Cos invite bids from contractors; quotes to help assess field development costs that have fallen dramatically
New Delhi: Reliance Industries (RIL) and its partners BP and Niko have formally started the process of developing their deep sea fields, which industry executives say signals their intention to withdraw arbitration against the government — a necessary condition if they want to charge market price for natural gas.
Reliance, on behalf of the consortium, published a notice on Tuesday inviting expression of interest from contractors for engineering, design and a turnkey contract for the development of the fields, including undeveloped fields in the KG-D6 basin. The bidders have until April 29 to submit their interest.
The bids will help Reliance assess afresh the field development costs that have dramatically fallen since the company last prepared it a few years ago. The two-thirds fall in oil prices in two years has slashed oilfield services rates as oil firms across the world have cut down drilling, leaving equipment idling and therefore, cheaper. After receiving quotes from the vendors, Reliance will prepare new field development plans and submit it to regulator, the Directorate General of Hydrocarbons (DGH), after a few months, sources said.
“The recent reforms announced by the government of India will provide the much needed impetus to the Indian oil and gas industry. Together with our partners, we are working with the government to progress activities in our blocks,” BP said in an email. Reliance Industries didn’t comment for the story. Last month, the government announced a new policy measure that links prices of gas from undeveloped difficult fields such as deep sea and high pressure-high temperature areas to alternati- ve fuels, effectively doubling the prices.
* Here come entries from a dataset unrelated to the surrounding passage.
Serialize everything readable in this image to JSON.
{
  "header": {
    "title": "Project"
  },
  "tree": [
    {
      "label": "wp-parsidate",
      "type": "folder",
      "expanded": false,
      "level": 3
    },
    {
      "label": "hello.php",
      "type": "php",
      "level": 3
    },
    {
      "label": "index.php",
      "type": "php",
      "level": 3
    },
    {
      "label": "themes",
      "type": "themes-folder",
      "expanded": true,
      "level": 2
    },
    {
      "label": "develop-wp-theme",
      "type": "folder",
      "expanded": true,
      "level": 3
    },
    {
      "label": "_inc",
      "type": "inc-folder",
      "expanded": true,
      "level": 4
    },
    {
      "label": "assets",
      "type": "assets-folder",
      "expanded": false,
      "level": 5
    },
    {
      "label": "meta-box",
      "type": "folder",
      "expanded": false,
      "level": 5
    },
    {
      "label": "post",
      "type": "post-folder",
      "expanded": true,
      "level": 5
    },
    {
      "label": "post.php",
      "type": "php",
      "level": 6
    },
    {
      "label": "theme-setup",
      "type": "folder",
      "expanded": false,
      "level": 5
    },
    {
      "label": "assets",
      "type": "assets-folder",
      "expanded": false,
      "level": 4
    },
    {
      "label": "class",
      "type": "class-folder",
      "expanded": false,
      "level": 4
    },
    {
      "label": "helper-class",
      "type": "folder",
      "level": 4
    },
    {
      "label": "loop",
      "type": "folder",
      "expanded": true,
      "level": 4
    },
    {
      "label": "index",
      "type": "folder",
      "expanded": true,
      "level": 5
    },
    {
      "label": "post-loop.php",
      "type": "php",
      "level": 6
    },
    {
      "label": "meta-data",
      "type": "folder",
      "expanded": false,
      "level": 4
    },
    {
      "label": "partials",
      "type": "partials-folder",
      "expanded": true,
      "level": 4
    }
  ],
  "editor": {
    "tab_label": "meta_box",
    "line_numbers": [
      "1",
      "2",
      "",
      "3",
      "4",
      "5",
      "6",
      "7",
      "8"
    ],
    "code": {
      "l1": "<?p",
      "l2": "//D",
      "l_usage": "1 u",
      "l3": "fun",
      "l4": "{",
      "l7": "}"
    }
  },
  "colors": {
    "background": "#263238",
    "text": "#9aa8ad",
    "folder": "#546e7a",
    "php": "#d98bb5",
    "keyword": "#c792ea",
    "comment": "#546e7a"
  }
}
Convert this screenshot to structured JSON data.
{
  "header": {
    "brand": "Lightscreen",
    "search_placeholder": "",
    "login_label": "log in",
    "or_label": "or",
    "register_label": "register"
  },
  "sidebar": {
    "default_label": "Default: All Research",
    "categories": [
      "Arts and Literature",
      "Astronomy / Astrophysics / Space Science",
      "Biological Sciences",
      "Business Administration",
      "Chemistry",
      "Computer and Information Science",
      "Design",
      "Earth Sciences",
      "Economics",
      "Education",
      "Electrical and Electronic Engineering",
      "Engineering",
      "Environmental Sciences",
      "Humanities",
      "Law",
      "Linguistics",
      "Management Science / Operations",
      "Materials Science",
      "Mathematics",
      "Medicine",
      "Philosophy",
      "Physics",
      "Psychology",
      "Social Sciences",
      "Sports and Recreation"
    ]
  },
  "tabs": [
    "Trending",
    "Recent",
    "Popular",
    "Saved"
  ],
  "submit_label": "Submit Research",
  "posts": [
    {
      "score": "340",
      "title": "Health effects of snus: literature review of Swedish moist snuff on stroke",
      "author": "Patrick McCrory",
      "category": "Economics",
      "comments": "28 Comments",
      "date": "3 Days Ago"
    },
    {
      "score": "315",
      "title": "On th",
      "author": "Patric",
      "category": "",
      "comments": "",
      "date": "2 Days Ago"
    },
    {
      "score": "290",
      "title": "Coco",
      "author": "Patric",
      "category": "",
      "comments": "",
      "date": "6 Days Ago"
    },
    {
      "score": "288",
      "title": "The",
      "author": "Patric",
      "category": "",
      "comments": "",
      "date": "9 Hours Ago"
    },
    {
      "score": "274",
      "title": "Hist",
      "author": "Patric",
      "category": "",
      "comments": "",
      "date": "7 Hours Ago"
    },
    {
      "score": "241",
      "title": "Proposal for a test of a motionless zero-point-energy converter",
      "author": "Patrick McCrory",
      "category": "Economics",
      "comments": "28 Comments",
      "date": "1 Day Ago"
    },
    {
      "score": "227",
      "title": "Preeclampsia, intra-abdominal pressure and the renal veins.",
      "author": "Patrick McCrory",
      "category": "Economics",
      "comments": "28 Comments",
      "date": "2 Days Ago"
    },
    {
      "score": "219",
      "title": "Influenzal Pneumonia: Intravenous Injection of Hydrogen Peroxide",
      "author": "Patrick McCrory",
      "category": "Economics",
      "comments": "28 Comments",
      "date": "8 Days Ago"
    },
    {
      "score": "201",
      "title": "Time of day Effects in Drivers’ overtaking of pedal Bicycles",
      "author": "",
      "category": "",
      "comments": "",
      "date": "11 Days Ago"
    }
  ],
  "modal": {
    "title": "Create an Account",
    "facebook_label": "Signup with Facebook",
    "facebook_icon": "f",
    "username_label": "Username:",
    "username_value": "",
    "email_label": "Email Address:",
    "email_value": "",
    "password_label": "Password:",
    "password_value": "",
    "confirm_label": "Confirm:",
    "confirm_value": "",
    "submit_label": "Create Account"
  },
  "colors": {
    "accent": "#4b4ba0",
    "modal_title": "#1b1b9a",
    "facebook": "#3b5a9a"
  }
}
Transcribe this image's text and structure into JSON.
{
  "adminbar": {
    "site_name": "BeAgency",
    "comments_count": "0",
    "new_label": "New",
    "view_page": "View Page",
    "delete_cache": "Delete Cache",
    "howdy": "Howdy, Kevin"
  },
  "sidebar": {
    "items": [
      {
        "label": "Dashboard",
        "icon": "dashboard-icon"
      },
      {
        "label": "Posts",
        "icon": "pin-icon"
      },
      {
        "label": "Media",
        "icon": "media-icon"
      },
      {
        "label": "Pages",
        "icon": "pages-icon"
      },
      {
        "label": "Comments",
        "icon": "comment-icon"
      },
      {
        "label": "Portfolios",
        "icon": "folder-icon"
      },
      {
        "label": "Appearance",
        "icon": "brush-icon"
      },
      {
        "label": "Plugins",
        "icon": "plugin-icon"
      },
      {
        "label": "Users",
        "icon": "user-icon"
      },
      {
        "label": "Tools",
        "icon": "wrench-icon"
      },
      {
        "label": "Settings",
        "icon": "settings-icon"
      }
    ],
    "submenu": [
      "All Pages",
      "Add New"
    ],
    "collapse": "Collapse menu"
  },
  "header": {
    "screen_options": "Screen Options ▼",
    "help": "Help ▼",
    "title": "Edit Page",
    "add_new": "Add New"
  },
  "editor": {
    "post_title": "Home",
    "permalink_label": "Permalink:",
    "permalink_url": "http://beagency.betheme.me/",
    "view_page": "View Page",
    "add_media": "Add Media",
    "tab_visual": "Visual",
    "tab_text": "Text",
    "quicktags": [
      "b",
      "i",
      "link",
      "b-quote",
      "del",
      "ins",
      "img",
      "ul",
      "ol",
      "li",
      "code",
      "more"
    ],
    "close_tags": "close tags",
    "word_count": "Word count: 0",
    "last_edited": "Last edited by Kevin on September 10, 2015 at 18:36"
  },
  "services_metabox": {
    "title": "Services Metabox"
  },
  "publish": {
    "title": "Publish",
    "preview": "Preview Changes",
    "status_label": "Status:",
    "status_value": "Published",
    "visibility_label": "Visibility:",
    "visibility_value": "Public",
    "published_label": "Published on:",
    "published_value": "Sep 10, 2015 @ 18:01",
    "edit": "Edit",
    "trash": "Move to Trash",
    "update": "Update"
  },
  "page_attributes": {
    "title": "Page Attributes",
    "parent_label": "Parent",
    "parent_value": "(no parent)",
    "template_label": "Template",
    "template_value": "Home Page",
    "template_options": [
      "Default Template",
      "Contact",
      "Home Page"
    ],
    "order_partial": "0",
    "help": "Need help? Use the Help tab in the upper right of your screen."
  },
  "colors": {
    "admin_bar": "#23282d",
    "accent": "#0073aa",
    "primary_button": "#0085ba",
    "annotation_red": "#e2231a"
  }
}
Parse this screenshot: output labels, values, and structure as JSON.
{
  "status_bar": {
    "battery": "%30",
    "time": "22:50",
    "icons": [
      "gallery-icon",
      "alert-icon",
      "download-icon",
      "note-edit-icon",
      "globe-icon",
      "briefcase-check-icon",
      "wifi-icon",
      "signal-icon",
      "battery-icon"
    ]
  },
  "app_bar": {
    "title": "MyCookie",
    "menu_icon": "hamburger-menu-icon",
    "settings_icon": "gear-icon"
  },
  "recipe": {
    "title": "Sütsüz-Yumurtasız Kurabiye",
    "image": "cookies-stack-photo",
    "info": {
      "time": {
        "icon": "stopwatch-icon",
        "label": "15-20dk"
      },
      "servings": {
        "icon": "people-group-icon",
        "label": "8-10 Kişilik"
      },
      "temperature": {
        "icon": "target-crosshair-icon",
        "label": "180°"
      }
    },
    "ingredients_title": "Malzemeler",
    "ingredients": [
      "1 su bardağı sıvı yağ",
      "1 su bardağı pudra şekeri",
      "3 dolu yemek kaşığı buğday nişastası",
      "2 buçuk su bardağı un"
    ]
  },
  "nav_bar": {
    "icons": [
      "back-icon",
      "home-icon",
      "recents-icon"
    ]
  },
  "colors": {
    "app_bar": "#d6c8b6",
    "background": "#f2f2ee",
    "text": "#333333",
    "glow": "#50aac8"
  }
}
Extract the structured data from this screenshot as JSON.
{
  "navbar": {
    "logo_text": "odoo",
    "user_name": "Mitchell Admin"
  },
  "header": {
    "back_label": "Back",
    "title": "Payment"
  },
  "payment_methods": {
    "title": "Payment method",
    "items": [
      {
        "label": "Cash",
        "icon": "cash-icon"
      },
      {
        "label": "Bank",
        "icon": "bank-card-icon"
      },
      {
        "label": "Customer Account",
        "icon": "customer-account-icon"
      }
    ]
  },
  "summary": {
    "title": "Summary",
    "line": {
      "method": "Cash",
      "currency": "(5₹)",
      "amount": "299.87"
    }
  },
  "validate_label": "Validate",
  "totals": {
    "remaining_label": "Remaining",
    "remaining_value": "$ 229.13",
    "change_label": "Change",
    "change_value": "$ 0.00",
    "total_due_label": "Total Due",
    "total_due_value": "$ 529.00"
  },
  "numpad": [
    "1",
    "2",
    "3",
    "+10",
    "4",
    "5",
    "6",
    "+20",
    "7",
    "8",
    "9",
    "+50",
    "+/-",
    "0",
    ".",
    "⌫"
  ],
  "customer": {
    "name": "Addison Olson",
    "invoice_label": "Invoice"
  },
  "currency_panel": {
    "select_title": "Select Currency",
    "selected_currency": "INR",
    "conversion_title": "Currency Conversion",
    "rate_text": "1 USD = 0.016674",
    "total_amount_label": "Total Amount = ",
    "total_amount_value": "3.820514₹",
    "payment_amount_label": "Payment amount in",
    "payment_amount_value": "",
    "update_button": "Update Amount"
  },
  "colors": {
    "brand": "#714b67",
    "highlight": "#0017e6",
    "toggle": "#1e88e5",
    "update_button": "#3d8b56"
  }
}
While the maximum price available to domestic natural gas is $3.06 per unit, difficult fields can avail $6.61per unit as gas price, according to the latest prices announced by the oil ministry
The policy, however, bars fields from availing higher prices where the operator is engaged in litigation against the government, challenging the latter’s authority to fix gas prices. This would hurt Reliance until it withdraws its arbitration against the government. Top executives of Reliance and BP have met government officials recently to discuss plans to develop discoveries affec- ted by the new policy.
Industry executives said the notice seeking vendors strengthens the idea that Reliance and partners may now be ready to abandon the arbitration against the government although a lawyer for RIL didn’t drop a hint in this regard during a court hearing on the matter on Monday. The company has initiated arbitration against government’s moves to deny recovery of some costs and over the gas-pricing regime of the government.
The new policy on gas prices can potentially benefit Reliance’s eight discoveries with reserves of 2.53 trillion cubic feet of gas. Reliance, meanwhile, has submitted to the DGH the proposals for declaration of commerciality of some of its discoveries affected by this policy, including R series and satellite fields in the KG basin.
A long-standing industry demand to raise prices for riskier and more capital-intensive deep sea projects prompted the government move that is expected to push up gas output in the country. Following the policy change, state-run Oil and Natural Gas Corp (ONGC) also unveiled a $5-billion plan to develop its deep water KG basin fields last month.